18 May 2016
Blogs by author: Chris Lindsay, Head of Digital Transformation, BT.
We live in a digital world that the World Economic Forum is calling the fourth industrial revolution. Everywhere you look, businesses and board rooms are asking themselves the question “what does digital mean for us?”
I see this every day at home as well as in the office. My wife's cake decorating business means she is an expert in manipulating sugar into beautiful and creative designs, but she is also becoming an expert in digital marketing, social engagement and digital processes to make her more efficient. Most of this would have been impossible only a few years ago.
I also see it in our discussions with some of the largest companies in the world. When I talk to them they are busy putting programmes in place to re-imagine their operations in a digital world, try things out, experiment and innovate. What does 'Uberisation' mean in their industry, what jobs can be automated to improve costs, productivity and service, what new channels and ways of interacting and offering value to customers should they be employing?

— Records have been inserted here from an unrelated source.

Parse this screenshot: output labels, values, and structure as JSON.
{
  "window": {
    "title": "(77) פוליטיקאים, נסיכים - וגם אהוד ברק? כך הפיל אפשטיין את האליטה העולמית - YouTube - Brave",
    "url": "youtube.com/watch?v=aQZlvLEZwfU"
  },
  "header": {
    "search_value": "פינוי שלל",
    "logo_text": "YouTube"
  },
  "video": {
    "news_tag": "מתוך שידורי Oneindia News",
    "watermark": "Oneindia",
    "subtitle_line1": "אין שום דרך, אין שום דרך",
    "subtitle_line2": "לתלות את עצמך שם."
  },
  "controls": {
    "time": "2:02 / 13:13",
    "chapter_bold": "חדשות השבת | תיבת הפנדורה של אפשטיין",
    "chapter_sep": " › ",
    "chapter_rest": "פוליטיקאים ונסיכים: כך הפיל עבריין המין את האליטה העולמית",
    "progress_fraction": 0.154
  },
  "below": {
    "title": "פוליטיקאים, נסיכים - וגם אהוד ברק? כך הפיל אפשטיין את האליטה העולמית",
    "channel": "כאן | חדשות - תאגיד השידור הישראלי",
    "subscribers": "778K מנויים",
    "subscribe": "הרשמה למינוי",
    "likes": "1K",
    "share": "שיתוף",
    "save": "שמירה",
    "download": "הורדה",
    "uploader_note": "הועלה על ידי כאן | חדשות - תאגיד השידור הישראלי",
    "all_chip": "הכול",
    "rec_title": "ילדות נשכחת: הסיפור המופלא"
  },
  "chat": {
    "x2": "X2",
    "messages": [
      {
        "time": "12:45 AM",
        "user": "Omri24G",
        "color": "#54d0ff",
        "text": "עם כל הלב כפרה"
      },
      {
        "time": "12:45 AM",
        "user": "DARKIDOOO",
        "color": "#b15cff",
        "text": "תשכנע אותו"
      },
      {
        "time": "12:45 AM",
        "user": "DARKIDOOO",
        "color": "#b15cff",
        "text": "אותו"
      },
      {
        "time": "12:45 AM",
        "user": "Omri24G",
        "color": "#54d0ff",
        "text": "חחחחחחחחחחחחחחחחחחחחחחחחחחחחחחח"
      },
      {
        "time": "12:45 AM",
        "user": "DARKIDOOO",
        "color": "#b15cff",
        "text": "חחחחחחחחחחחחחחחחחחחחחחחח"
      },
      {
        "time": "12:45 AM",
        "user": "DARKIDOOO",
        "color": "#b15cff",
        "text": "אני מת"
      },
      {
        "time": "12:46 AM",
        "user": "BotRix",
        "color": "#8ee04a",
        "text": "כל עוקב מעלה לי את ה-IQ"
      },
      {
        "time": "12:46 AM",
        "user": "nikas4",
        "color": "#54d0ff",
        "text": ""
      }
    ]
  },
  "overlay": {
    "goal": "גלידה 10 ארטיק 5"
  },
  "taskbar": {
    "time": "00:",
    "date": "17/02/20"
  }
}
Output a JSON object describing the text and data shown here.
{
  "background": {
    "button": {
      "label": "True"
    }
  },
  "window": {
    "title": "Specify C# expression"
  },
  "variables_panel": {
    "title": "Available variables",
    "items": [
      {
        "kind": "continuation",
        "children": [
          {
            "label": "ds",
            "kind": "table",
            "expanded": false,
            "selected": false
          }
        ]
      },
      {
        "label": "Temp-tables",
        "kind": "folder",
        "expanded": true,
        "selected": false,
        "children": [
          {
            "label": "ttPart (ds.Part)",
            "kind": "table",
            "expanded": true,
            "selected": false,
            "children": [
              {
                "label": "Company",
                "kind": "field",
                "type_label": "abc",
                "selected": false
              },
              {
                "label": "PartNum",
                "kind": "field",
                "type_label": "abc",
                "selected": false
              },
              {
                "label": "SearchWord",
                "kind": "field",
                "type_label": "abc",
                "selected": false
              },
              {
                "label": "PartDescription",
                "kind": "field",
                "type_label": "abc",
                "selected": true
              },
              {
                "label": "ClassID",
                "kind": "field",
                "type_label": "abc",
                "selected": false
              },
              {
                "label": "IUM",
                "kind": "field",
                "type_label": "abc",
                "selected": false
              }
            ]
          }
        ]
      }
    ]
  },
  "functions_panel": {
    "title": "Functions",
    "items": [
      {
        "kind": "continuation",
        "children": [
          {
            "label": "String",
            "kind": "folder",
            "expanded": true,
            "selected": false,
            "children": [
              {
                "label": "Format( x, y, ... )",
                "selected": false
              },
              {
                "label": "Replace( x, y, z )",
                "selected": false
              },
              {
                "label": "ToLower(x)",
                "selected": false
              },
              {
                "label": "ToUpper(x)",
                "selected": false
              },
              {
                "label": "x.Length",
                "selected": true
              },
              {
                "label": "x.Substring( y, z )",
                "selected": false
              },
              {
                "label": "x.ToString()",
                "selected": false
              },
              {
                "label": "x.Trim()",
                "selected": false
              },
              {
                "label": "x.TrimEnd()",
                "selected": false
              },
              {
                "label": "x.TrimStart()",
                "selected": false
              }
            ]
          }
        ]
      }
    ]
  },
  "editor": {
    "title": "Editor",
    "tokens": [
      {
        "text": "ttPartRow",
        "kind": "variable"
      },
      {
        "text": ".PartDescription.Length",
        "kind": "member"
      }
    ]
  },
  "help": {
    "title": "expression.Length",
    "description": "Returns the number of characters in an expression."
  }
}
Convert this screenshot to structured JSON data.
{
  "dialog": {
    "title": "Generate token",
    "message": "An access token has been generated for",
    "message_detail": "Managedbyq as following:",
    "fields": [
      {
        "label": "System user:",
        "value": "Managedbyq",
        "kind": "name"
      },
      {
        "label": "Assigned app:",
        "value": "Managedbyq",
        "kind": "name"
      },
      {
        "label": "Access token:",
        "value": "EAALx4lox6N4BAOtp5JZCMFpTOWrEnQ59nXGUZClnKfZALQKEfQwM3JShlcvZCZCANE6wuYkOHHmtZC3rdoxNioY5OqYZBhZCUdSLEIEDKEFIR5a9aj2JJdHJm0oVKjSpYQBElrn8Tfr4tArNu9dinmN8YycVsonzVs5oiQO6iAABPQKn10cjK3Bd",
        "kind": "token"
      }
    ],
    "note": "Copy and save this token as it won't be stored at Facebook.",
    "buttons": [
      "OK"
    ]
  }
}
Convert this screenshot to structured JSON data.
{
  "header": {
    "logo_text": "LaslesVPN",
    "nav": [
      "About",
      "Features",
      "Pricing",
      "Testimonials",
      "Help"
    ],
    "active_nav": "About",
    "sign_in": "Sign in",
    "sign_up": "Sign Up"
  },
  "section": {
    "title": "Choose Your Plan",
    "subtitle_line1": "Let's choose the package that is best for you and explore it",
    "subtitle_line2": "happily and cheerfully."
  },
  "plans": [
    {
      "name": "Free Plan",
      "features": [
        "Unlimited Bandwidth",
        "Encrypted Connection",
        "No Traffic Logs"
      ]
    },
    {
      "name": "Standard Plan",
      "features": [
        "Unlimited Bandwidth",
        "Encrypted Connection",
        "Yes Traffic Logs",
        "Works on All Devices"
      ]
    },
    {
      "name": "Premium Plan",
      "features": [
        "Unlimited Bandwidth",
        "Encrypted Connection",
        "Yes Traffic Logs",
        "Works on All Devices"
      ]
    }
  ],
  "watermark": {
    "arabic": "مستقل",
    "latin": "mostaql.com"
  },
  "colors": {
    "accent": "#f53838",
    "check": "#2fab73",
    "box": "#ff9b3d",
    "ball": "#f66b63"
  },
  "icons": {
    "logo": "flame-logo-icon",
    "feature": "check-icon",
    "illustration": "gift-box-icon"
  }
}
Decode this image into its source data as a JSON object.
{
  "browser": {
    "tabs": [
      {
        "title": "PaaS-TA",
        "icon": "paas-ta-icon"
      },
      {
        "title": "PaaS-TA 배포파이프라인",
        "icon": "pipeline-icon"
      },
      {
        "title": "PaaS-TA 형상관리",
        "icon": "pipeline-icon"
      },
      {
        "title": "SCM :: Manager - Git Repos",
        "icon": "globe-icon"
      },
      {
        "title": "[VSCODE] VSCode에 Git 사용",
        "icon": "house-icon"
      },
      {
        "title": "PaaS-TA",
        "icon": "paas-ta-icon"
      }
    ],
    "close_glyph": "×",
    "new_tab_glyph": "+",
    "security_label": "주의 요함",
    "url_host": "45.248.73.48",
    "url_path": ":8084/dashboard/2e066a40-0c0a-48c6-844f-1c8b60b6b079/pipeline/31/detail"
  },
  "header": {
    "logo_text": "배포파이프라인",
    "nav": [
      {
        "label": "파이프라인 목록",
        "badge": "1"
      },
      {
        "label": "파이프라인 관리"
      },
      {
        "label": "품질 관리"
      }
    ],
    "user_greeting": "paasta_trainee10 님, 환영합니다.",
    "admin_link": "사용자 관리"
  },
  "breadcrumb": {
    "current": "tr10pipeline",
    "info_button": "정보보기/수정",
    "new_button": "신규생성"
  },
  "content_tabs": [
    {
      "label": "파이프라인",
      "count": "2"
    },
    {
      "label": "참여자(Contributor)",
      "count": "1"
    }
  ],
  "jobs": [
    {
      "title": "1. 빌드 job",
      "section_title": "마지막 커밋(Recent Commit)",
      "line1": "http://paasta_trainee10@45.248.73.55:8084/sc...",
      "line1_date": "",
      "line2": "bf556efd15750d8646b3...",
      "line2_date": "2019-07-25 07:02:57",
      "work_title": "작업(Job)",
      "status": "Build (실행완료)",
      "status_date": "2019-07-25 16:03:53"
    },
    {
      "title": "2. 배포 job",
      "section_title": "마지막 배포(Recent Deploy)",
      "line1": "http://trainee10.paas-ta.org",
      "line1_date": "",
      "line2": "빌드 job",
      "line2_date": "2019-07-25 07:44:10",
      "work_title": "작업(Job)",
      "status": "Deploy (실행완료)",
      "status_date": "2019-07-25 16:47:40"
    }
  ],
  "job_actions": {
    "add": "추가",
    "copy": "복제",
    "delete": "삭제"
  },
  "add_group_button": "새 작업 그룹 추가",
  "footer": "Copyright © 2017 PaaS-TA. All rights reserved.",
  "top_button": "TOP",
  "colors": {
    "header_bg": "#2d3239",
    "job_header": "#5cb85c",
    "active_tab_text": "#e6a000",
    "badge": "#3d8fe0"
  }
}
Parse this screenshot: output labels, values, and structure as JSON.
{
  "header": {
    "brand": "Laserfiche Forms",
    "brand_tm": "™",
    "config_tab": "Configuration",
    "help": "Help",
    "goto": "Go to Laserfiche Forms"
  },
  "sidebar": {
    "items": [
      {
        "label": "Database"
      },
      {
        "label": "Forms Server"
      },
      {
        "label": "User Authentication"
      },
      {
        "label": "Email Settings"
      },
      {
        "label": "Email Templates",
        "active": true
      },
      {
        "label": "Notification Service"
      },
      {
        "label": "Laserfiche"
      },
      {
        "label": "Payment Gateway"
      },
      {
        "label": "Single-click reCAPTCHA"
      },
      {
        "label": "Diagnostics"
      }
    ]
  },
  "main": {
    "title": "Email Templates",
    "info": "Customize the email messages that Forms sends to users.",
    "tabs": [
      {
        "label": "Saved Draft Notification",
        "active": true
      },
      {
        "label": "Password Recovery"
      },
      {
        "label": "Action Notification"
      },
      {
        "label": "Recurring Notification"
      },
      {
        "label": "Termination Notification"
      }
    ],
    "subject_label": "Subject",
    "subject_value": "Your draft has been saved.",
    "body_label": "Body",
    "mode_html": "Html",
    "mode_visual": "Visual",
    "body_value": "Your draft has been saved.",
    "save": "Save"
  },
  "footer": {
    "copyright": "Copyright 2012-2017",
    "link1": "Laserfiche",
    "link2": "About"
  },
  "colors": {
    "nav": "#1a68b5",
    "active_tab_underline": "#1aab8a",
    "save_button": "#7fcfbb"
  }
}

Then I sit back and think, why? Why is all this happening now. Sure you can hear about Gartner and their nexus of forces or any other analyst talking about their own flavour of social, mobile, cloud and information, but there is something underlying all this.
The Economist published an article in 2014, called The Great Third Wave, which keeps on coming back to me. In it, they tell the fable of the man who invented the game of chess and took it to the sultan who liked the idea and wanted to own the game. The ingenious inventor was asked for his price. He said I'll take a grain of rice for the first square on the board, double that for the second, double it for the third and so on. The sultan thought this a fair price, until they got to about half way across the chess board where the number of grains required were more than were in the entire kingdom and the next square was worth double that.
The article then went on to apply it to Moore’s Law. Up until now we've been living in the first half of the chess board with computer power doubling every couple of years, but the advances in the next few years are going to be at least double what we've seen over the last 30 or 40 years.
That is why digital is on the minds of so many board rooms. The possibilities given from these sorts of advances are going to be profound, and it's hard to imagine the impact. It is a digital revolution, we've seen nothing yet. But these are exciting times to work out what Digital Possible means for you and your business whatever your size.